First, you have to install nix and enable flakes. For a portable install, see nix-portable.

To create a development shell:

nix develop github:heal-research/operon --no-write-lock-file

To build Operon (a symlink to the nix store called result will be created).

nix build github:heal-research/operon --no-write-lock-file

Vcpkg

Select the build generator appropriate for your system and point CMake to the vcpkg.cmake toolchain file

cmake -S . -B build -G "Visual Studio 16 2019" -A x64 \
-DCMAKE_TOOLCHAIN_FILE=..\vcpkg\scripts\buildsystems\vcpkg.cmake \
-DVCPKG_OVERLAY_PORTS=.\ports

The file CMakePresets.json contains some presets that you may find useful. For using clang-cl instead of cl, pass -TClangCL to the above (official documentation).

Python wrapper

Python bindings for the Operon library are available as a separate project: PyOperon, which also includes a scikit-learn compatible regressor.

Bibtex info

If you find Operon useful you can cite our work as:

@inproceedings{10.1145/3377929.3398099,
    author = {Burlacu, Bogdan and Kronberger, Gabriel and Kommenda, Michael},
    title = {Operon C++: An Efficient Genetic Programming Framework for Symbolic Regression},
    year = {2020},
    isbn = {9781450371278},
    publisher = {Association for Computing Machinery},
    address = {New York, NY, USA},
    url = {https://doi.org/10.1145/3377929.3398099},
    doi = {10.1145/3377929.3398099},
    booktitle = {Proceedings of the 2020 Genetic and Evolutionary Computation Conference Companion},
    pages = {1562–1570},
    numpages = {9},
    keywords = {symbolic regression, genetic programming, C++},
    location = {Canc\'{u}n, Mexico},
    series = {GECCO '20}
}

Operon was also featured in a recent survey of symbolic regression methods, where it showed good results:

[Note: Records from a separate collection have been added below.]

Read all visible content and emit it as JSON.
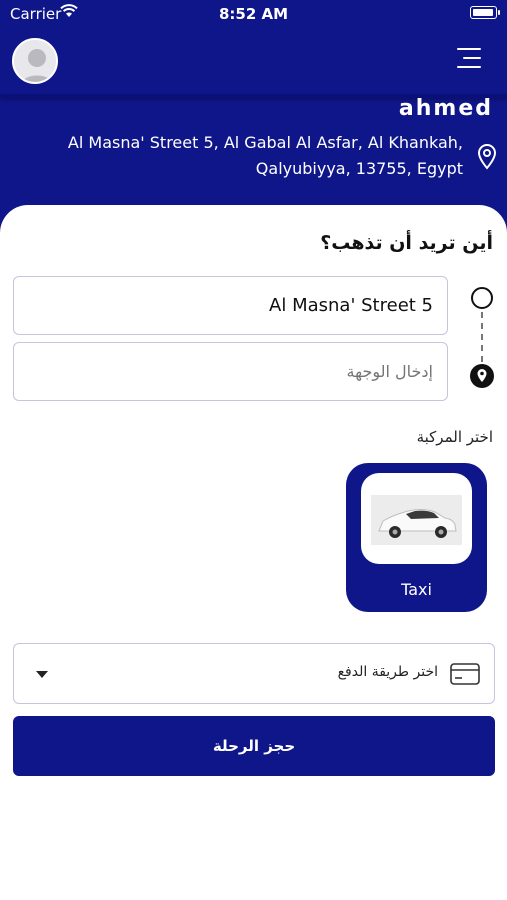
{
  "status_bar": {
    "carrier": "Carrier",
    "time": "8:52 AM"
  },
  "user": {
    "name": "ahmed",
    "address": "Al Masna' Street 5, Al Gabal Al Asfar, Al Khankah, Qalyubiyya, 13755, Egypt"
  },
  "trip": {
    "question": "أين تريد أن تذهب؟",
    "origin_value": "Al Masna' Street 5",
    "destination_placeholder": "إدخال الوجهة"
  },
  "vehicle": {
    "section_label": "اختر المركبة",
    "options": [
      {
        "name": "Taxi",
        "selected": true
      }
    ]
  },
  "payment": {
    "placeholder": "اختر طريقة الدفع"
  },
  "actions": {
    "book_label": "حجز الرحلة"
  },
  "colors": {
    "primary": "#0f168a",
    "border": "#c3c6dd",
    "white": "#ffffff"
  },
  "icons": [
    "wifi-icon",
    "battery-icon",
    "avatar-icon",
    "menu-icon",
    "location-pin-icon",
    "origin-circle-icon",
    "destination-pin-icon",
    "car-icon",
    "credit-card-icon",
    "chevron-down-icon"
  ]
}
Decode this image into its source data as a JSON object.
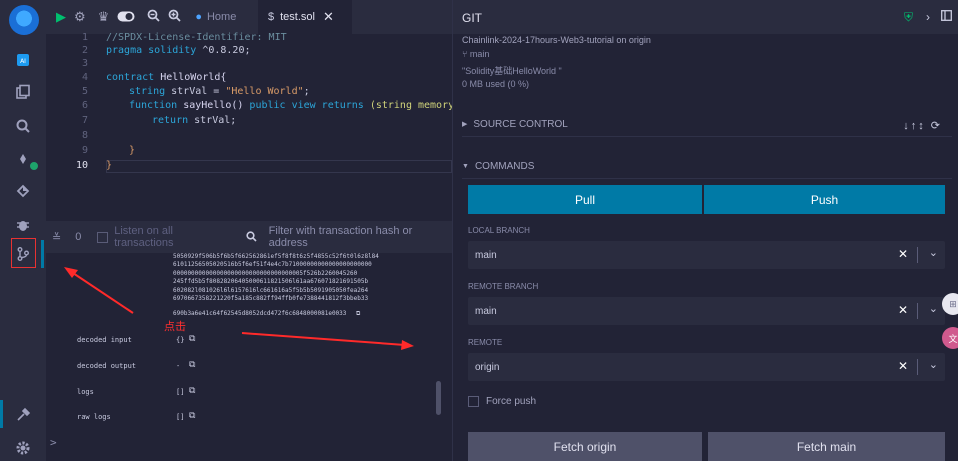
{
  "colors": {
    "accent": "#007aa6",
    "success": "#00bf6f",
    "annotation": "#ff2a2a"
  },
  "rail": {
    "icons": [
      "remix-logo-icon",
      "plugin-icon",
      "files-icon",
      "search-icon",
      "compiler-icon",
      "deploy-icon",
      "debugger-icon",
      "git-icon",
      "settings-tools-icon",
      "gear-icon"
    ]
  },
  "tabs": {
    "home": "Home",
    "file": "test.sol"
  },
  "editor": {
    "line_numbers": [
      "1",
      "2",
      "3",
      "4",
      "5",
      "6",
      "7",
      "8",
      "9",
      "10"
    ],
    "current_line": "10"
  },
  "code": {
    "l1": "//SPDX-License-Identifier: MIT",
    "l2_kw": "pragma solidity",
    "l2_ver": " ^0.8.20;",
    "l4_kw": "contract",
    "l4_name": " HelloWorld{",
    "l5_ty": "string",
    "l5_rest": " strVal = ",
    "l5_str": "\"Hello World\"",
    "l5_end": ";",
    "l6_kw": "function",
    "l6_name": " sayHello() ",
    "l6_mod": "public view returns",
    "l6_rest": " (string memory)",
    "l7_kw": "return",
    "l7_rest": " strVal;",
    "l9": "}",
    "l10": "}"
  },
  "terminal": {
    "count": "0",
    "listen_label": "Listen on all transactions",
    "filter_placeholder": "Filter with transaction hash or address",
    "hex_lines": [
      "5050929f506b5f6b5f662562861ef5f8f8t6z5f4855c52f6t0l6z8l84",
      "61011256505020516b5f6ef51f4e4c7b71000000000000000000000",
      "000000000000000000000000000000000005f526b2260045260",
      "245ffd5b5f80828206405000611821506l61aa676071821691505b",
      "602082l081026l6l6157616lc661616a5f5b5b5091905050fea264",
      "6970667358221220f5a185c882ff94ffb0fe7388441812f3bbeb33"
    ],
    "hex_end": "690b3a6e41c64f62545d8052dcd472f6c6848000081e0033",
    "rows": [
      {
        "label": "decoded input",
        "value": "{}"
      },
      {
        "label": "decoded output",
        "value": "-"
      },
      {
        "label": "logs",
        "value": "[]"
      },
      {
        "label": "raw logs",
        "value": "[]"
      }
    ]
  },
  "annotation": {
    "text": "点击"
  },
  "git": {
    "title": "GIT",
    "repo": "Chainlink-2024-17hours-Web3-tutorial on origin",
    "branch": "main",
    "commit_msg": "\"Solidity基础HelloWorld \"",
    "storage": "0 MB used (0 %)",
    "source_control": "SOURCE CONTROL",
    "commands": "COMMANDS",
    "pull": "Pull",
    "push": "Push",
    "local_branch_label": "LOCAL BRANCH",
    "local_branch": "main",
    "remote_branch_label": "REMOTE BRANCH",
    "remote_branch": "main",
    "remote_label": "REMOTE",
    "remote": "origin",
    "force_push": "Force push",
    "fetch_origin": "Fetch origin",
    "fetch_main": "Fetch main"
  }
}
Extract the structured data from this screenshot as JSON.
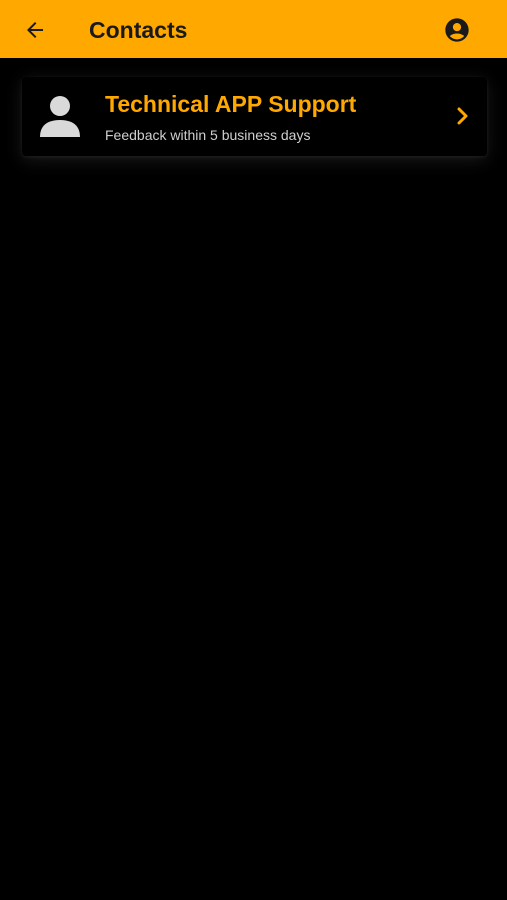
{
  "header": {
    "title": "Contacts",
    "back_icon": "arrow-left-icon",
    "account_icon": "account-circle-icon"
  },
  "contacts": [
    {
      "title": "Technical APP Support",
      "subtitle": "Feedback within 5 business days",
      "avatar_icon": "person-icon",
      "chevron_icon": "chevron-right-icon"
    }
  ],
  "colors": {
    "accent": "#FFA800",
    "background": "#000000",
    "header_text": "#1a1a1a",
    "subtitle_text": "#cfcfcf",
    "avatar": "#d9d9d9"
  }
}
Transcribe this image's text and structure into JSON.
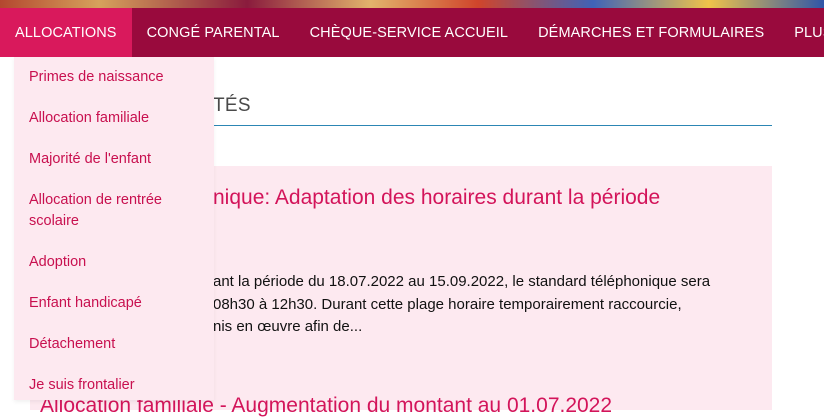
{
  "nav": {
    "items": [
      {
        "label": "ALLOCATIONS",
        "active": true
      },
      {
        "label": "CONGÉ PARENTAL"
      },
      {
        "label": "CHÈQUE-SERVICE ACCUEIL"
      },
      {
        "label": "DÉMARCHES ET FORMULAIRES"
      },
      {
        "label": "PLUS"
      }
    ]
  },
  "dropdown": {
    "items": [
      {
        "label": "Primes de naissance"
      },
      {
        "label": "Allocation familiale"
      },
      {
        "label": "Majorité de l'enfant"
      },
      {
        "label": "Allocation de rentrée scolaire"
      },
      {
        "label": "Adoption"
      },
      {
        "label": "Enfant handicapé"
      },
      {
        "label": "Détachement"
      },
      {
        "label": "Je suis frontalier"
      }
    ]
  },
  "section": {
    "title_visible": "TÉS"
  },
  "news": [
    {
      "title_visible": "nique: Adaptation des horaires durant la période",
      "excerpt_lines": [
        "ant la période du 18.07.2022 au 15.09.2022, le standard téléphonique sera",
        "08h30 à 12h30. Durant cette plage horaire temporairement raccourcie,",
        "nis en œuvre afin de..."
      ]
    },
    {
      "title_visible": "Allocation familiale - Augmentation du montant au 01.07.2022"
    }
  ],
  "colors": {
    "nav_bg": "#990a3d",
    "nav_active": "#d9195c",
    "dropdown_bg": "#fde9f0",
    "accent_text": "#d3145a",
    "divider": "#2c86b4"
  }
}
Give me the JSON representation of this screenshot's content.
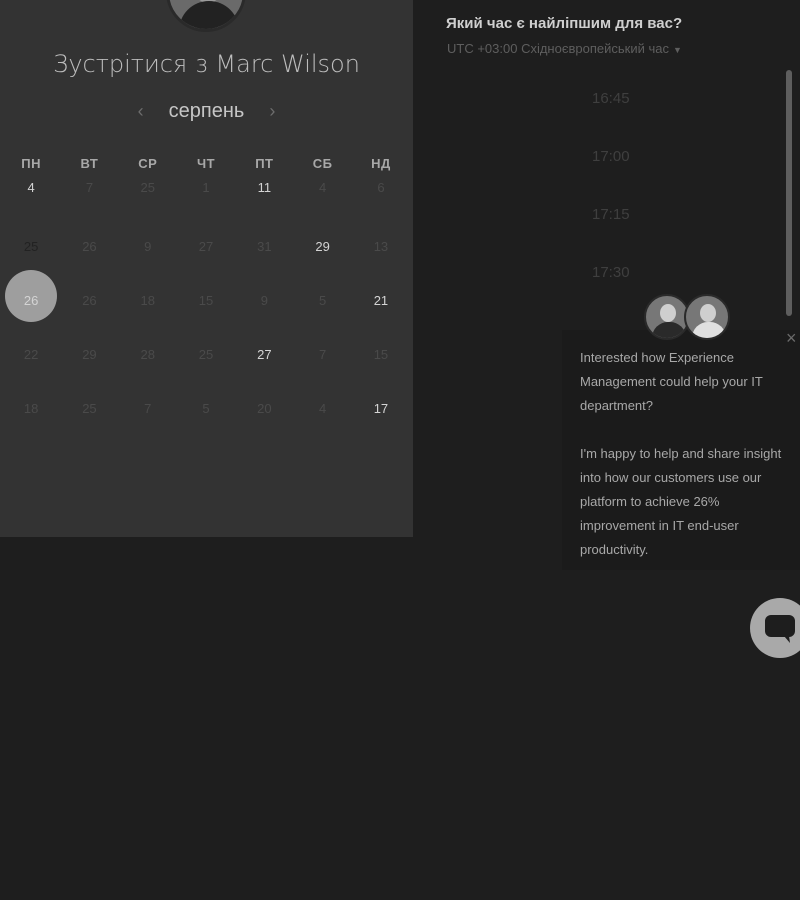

@article{DBLP:journals/corr/abs-2107-14351,
    author    = {William G. La Cava and
                 Patryk Orzechowski and
                 Bogdan Burlacu and
                 Fabr{\'{\i}}cio Olivetti de Fran{\c{c}}a and
                 Marco Virgolin and
                 Ying Jin and
                 Michael Kommenda and
                 Jason H. Moore},
    title     = {Contemporary Symbolic Regression Methods and their Relative Performance},
    journal   = {CoRR},
    volume    = {abs/2107.14351},
    year      = {2021},
    url       = {https://arxiv.org/abs/2107.14351},
    eprinttype = {arXiv},
    eprint    = {2107.14351},
    timestamp = {Tue, 03 Aug 2021 14:53:34 +0200},
    biburl    = {https://dblp.org/rec/journals/corr/abs-2107-14351.bib},
    bibsource = {dblp computer science bibliography, https://dblp.org}
}